### [WORK INSTRUCTIONS]
Filter the material below down to the lines with the word "desc" and give those lines.

### [RECORDS]
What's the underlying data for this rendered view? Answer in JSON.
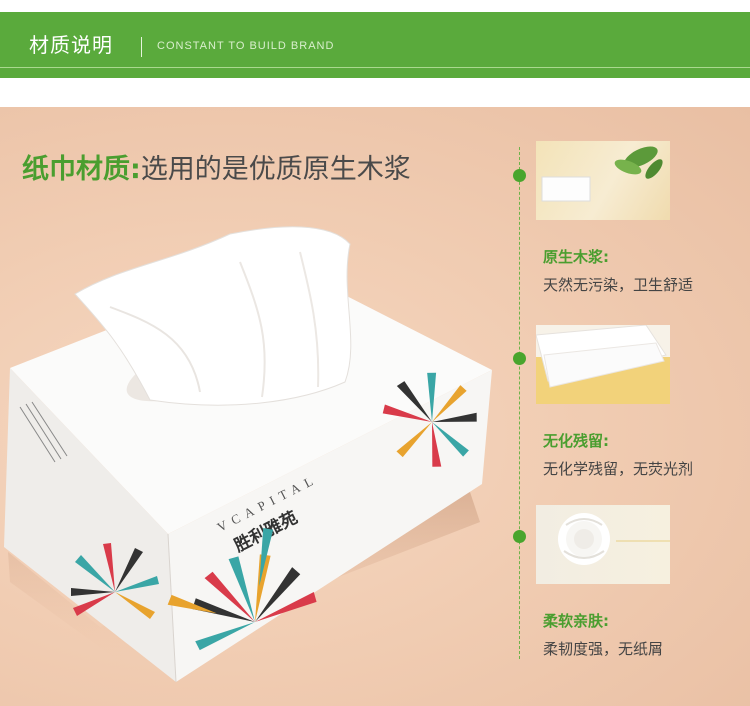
{
  "header": {
    "title": "材质说明",
    "subtitle": "CONSTANT TO BUILD BRAND"
  },
  "headline": {
    "green": "纸巾材质:",
    "dark": "选用的是优质原生木浆"
  },
  "product": {
    "brand_en": "VCAPITAL",
    "brand_cn": "胜利雅苑"
  },
  "features": [
    {
      "title": "原生木浆:",
      "desc": "天然无污染，卫生舒适"
    },
    {
      "title": "无化残留:",
      "desc": "无化学残留，无荧光剂"
    },
    {
      "title": "柔软亲肤:",
      "desc": "柔韧度强，无纸屑"
    }
  ],
  "colors": {
    "banner": "#5aaa3c",
    "accent_green": "#4a9e2f",
    "background": "#f1cdb3"
  }
}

### [WRITTEN REPLY]
      "desc": "天然无污染，卫生舒适"
      "desc": "无化学残留，无荧光剂"
      "desc": "柔韧度强，无纸屑"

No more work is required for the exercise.